In D-KEFS PT, eight common and uncommon proverbs are presented to the examinee in two formats: Free Inquiry and Multiple Choice.
Given that there were no other executive tests previously translated or developed for the population of the current study (to be used for convergent validation of the adapted tests), we selected BADS and translated the test instructions using the same forward strategy conducted for the D-KEFS instructions (Hambleton & Patsula, 1999).
The adapted materials for eight D-KEFS tests described above, along with the computerized Persian D-KEFS CWIT (Daryadar, 2014) were administered.
Given this fact and the lengthy time of administration in Phase 2, besides using the Computerized CWIT and the break, we made two of the less psychometrically established D-KEFS tests optional (WCT and PT; these tests were also not included in our assessment of TBI patients, Ghawami et al.
In the validity analysis, intercorrelations of measures within individual D-KEFS tests and correlations between measures of different D-KEFS tests were computed; also, correlations of D-KEFS tests with the BADS scores were calculated.
Descriptive statistics for selected D-KEFS and BADS variables, including means and standard deviations, are displayed in Table 1.
The internal consistency and test-retest reliability values for the primary scores of the D-KEFS tests are presented in Table 2.
As a response to the need for adapting well-established western neuropsychological tests for assessments of TBI patients in Iran, particularly in the south-eastern region, the current study was aimed mainly to develop and preliminarily validate a Persian version of the D-KEFS tests for assessments of TBI patients in Zahedan, Iran.
In the reliability analysis, except for CWIT, the same internal consistency and test-retest methodologies as in the original standardization study of D-KEFS (Delis et al.
Schmidt (2003) criticized the reported reliabilities in the D-KEFS manual, pointing out that only 17% of the values were above a .
On the other hand, consistent with the findings of Delis et al (2001c), correlations between executive scores from various D-KEFS tests were generally weak.

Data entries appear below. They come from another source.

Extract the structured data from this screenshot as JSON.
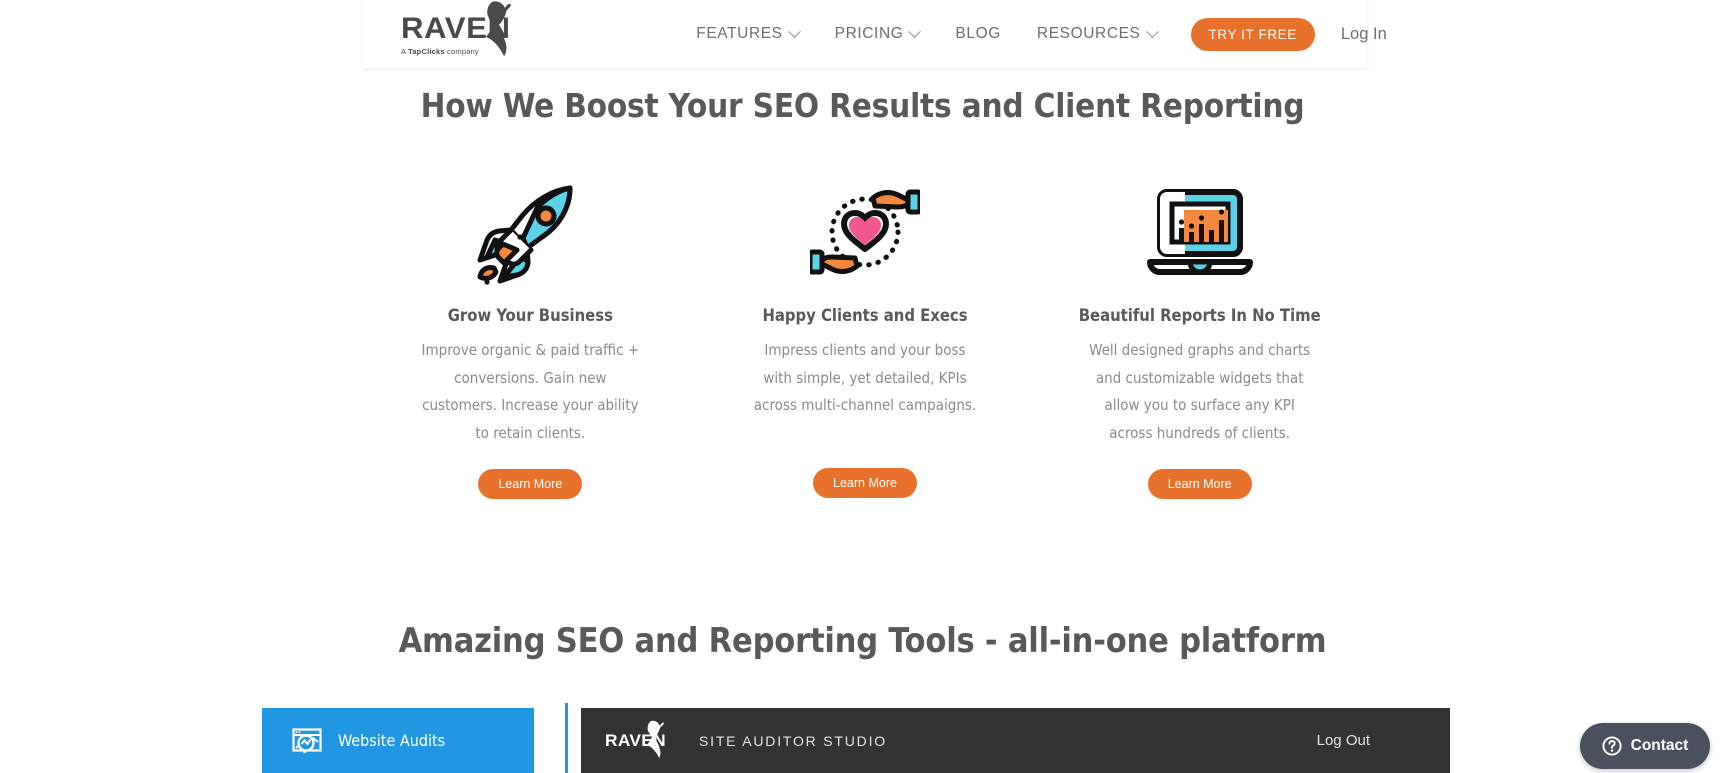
{
  "header": {
    "logo": {
      "wordmark": "RAVEN",
      "tagline_prefix": "A ",
      "tagline_brand": "TapClicks",
      "tagline_suffix": " company"
    },
    "nav": [
      {
        "label": "FEATURES",
        "has_caret": true
      },
      {
        "label": "PRICING",
        "has_caret": true
      },
      {
        "label": "BLOG",
        "has_caret": false
      },
      {
        "label": "RESOURCES",
        "has_caret": true
      }
    ],
    "cta_label": "TRY IT FREE",
    "login_label": "Log In"
  },
  "section_boost": {
    "heading": "How We Boost Your SEO Results and Client Reporting",
    "features": [
      {
        "icon": "rocket-icon",
        "title": "Grow Your Business",
        "body": "Improve organic & paid traffic + conversions. Gain new customers. Increase your ability to retain clients.",
        "button_label": "Learn More"
      },
      {
        "icon": "hands-heart-icon",
        "title": "Happy Clients and Execs",
        "body": "Impress clients and your boss with simple, yet detailed, KPIs across multi-channel campaigns.",
        "button_label": "Learn More"
      },
      {
        "icon": "laptop-chart-icon",
        "title": "Beautiful Reports In No Time",
        "body": "Well designed graphs and charts and customizable widgets that allow you to surface any KPI across hundreds of clients.",
        "button_label": "Learn More"
      }
    ]
  },
  "section_tools": {
    "heading": "Amazing SEO and Reporting Tools - all-in-one platform",
    "tabs": [
      {
        "label": "Website Audits",
        "icon": "site-audit-icon",
        "active": true
      }
    ],
    "studio": {
      "logo_wordmark": "RAVEN",
      "title": "SITE AUDITOR STUDIO",
      "logout_label": "Log Out"
    }
  },
  "contact_widget": {
    "label": "Contact",
    "icon": "question-circle-icon"
  },
  "colors": {
    "orange": "#e8722c",
    "blue": "#2196e3",
    "cyan": "#5bd2e8",
    "pink": "#f0588f",
    "dark_panel": "#333333",
    "contact_slate": "#4a505e",
    "heading_gray": "#595959",
    "body_gray": "#8b8b8b"
  }
}
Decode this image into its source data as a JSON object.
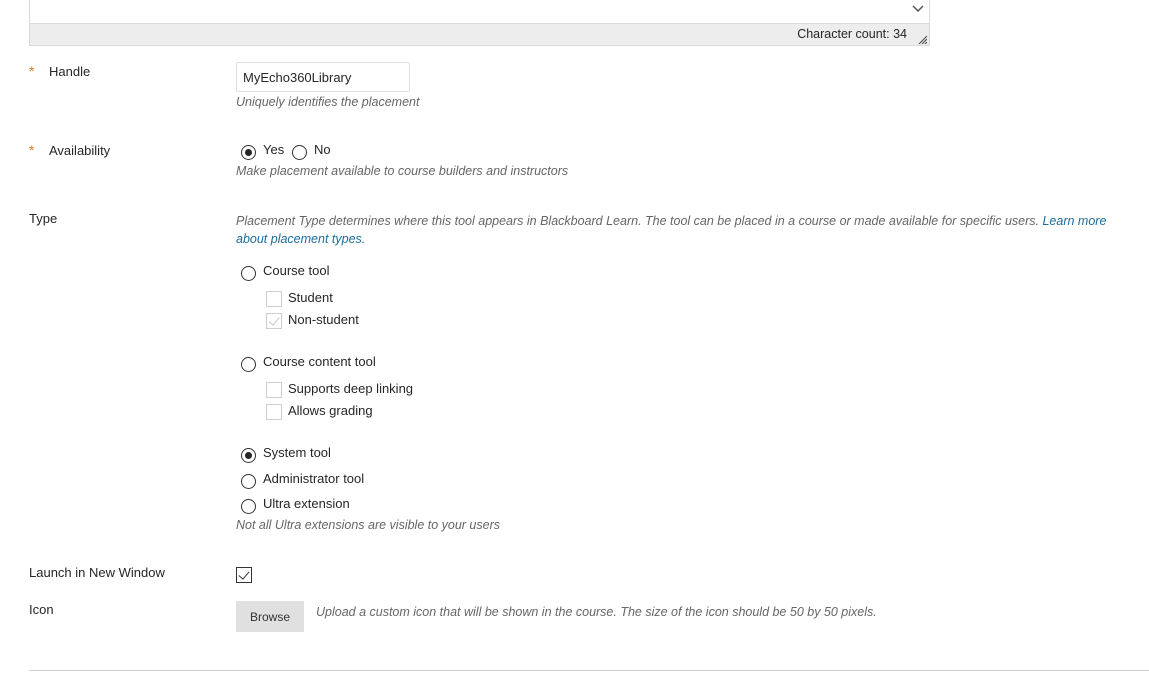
{
  "editor": {
    "character_count_label": "Character count: 34",
    "scroll_icon": "chevron-down-icon",
    "resize_icon": "resize-grip-icon"
  },
  "handle": {
    "required_marker": "*",
    "label": "Handle",
    "value": "MyEcho360Library",
    "hint": "Uniquely identifies the placement"
  },
  "availability": {
    "required_marker": "*",
    "label": "Availability",
    "options": [
      {
        "label": "Yes",
        "selected": true
      },
      {
        "label": "No",
        "selected": false
      }
    ],
    "hint": "Make placement available to course builders and instructors"
  },
  "type": {
    "label": "Type",
    "hint": "Placement Type determines where this tool appears in Blackboard Learn. The tool can be placed in a course or made available for specific users.",
    "learn_more_link": "Learn more about placement types.",
    "options": [
      {
        "label": "Course tool",
        "selected": false,
        "sub_options": [
          {
            "label": "Student",
            "checked": false
          },
          {
            "label": "Non-student",
            "checked": true,
            "disabled": true
          }
        ]
      },
      {
        "label": "Course content tool",
        "selected": false,
        "sub_options": [
          {
            "label": "Supports deep linking",
            "checked": false
          },
          {
            "label": "Allows grading",
            "checked": false
          }
        ]
      },
      {
        "label": "System tool",
        "selected": true
      },
      {
        "label": "Administrator tool",
        "selected": false
      },
      {
        "label": "Ultra extension",
        "selected": false
      }
    ],
    "ultra_hint": "Not all Ultra extensions are visible to your users"
  },
  "launch_new_window": {
    "label": "Launch in New Window",
    "checked": true
  },
  "icon": {
    "label": "Icon",
    "browse_label": "Browse",
    "hint": "Upload a custom icon that will be shown in the course. The size of the icon should be 50 by 50 pixels."
  },
  "colors": {
    "required": "#e67e22",
    "link": "#1b6d9a",
    "hint_text": "#666666"
  }
}
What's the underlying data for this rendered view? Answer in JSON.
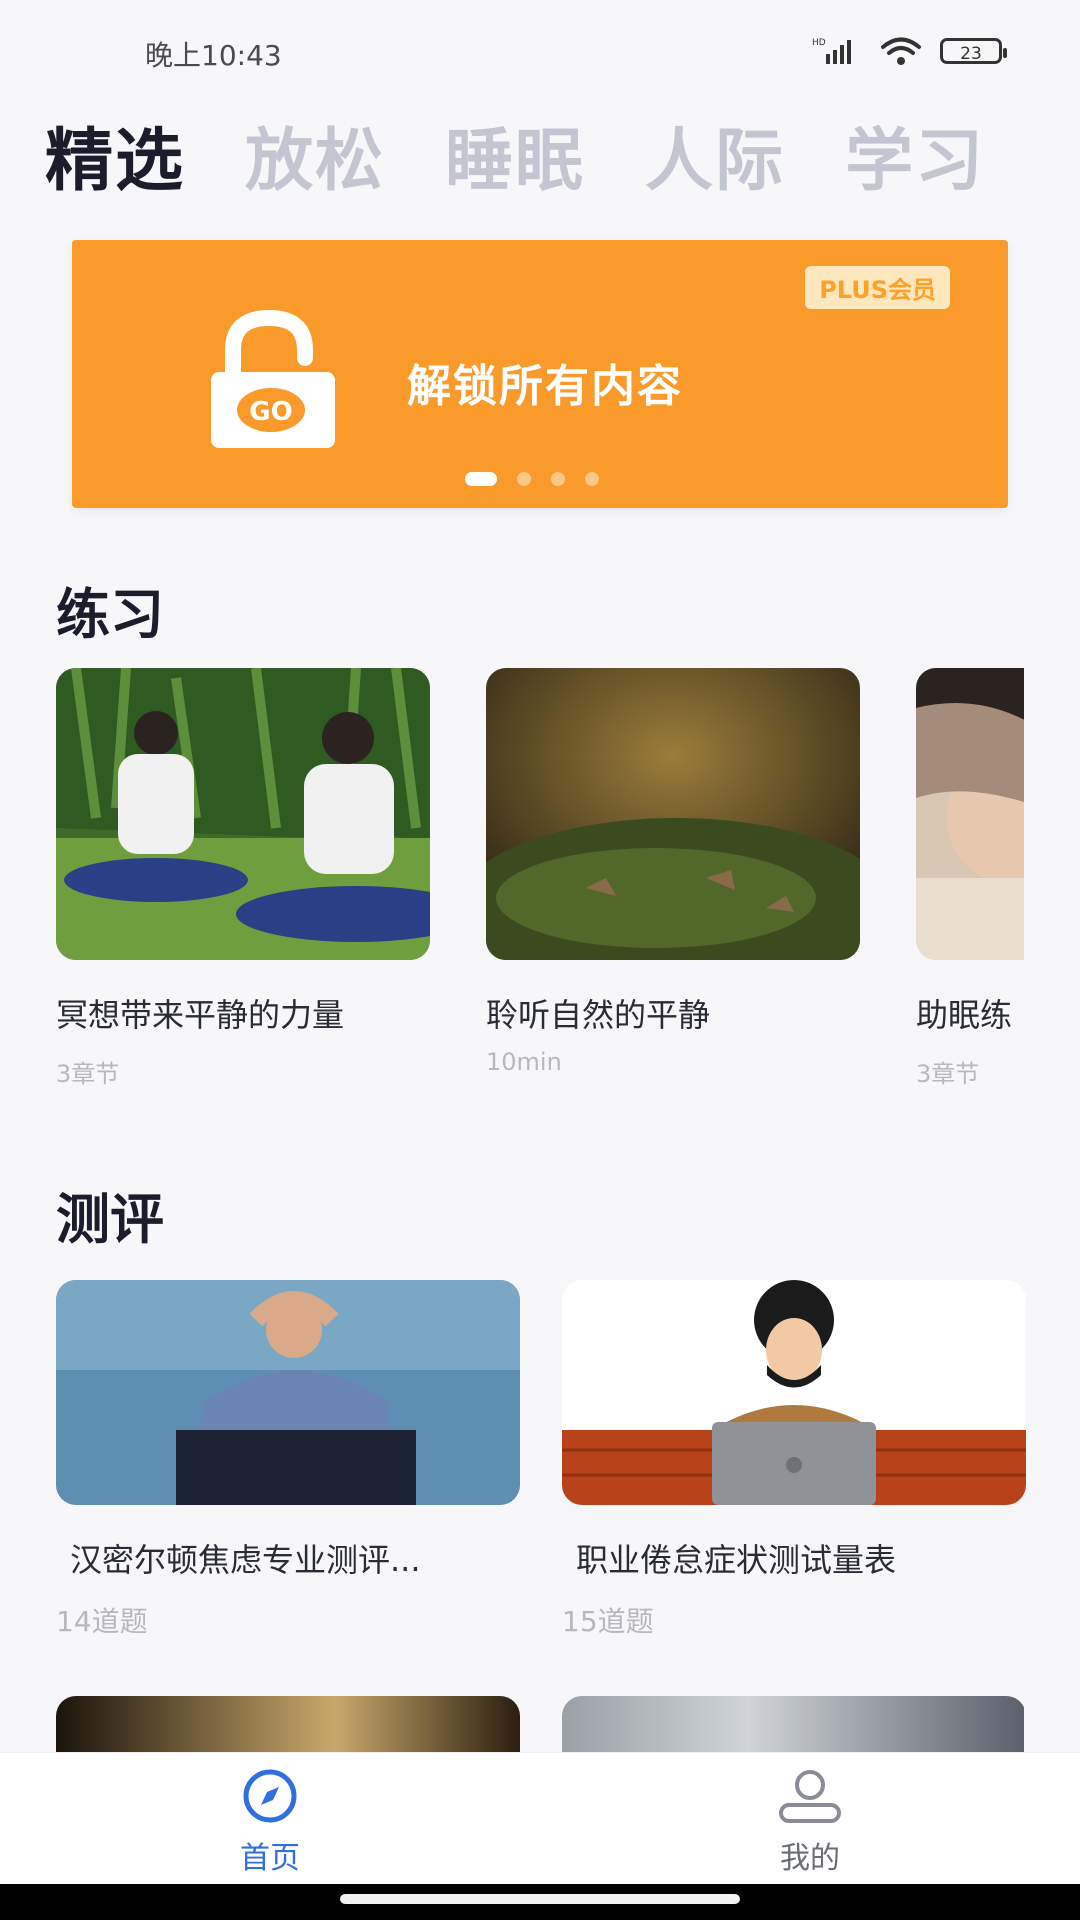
{
  "status": {
    "time": "晚上10:43",
    "battery": "23",
    "network": "HD"
  },
  "tabs": [
    {
      "label": "精选",
      "active": true
    },
    {
      "label": "放松"
    },
    {
      "label": "睡眠"
    },
    {
      "label": "人际"
    },
    {
      "label": "学习"
    }
  ],
  "banner": {
    "badge": "PLUS会员",
    "lock_text": "GO",
    "text": "解锁所有内容",
    "background": "#f99a2a",
    "slide_count": 4,
    "active_slide": 1
  },
  "practice": {
    "title": "练习",
    "items": [
      {
        "title": "冥想带来平静的力量",
        "meta": "3章节"
      },
      {
        "title": "聆听自然的平静",
        "meta": "10min"
      },
      {
        "title": "助眠练",
        "meta": "3章节"
      }
    ]
  },
  "evaluation": {
    "title": "测评",
    "items": [
      {
        "title": "汉密尔顿焦虑专业测评...",
        "meta": "14道题"
      },
      {
        "title": "职业倦怠症状测试量表",
        "meta": "15道题"
      }
    ]
  },
  "bottom_nav": {
    "items": [
      {
        "label": "首页",
        "icon": "compass-icon",
        "active": true
      },
      {
        "label": "我的",
        "icon": "user-icon"
      }
    ],
    "active_color": "#2f6fe0",
    "inactive_color": "#6a6d75"
  }
}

The weak correlations between the D-KEFS tests in the current study are not solely attributable to reliability, given the higher reliabilities for most of the executive measures.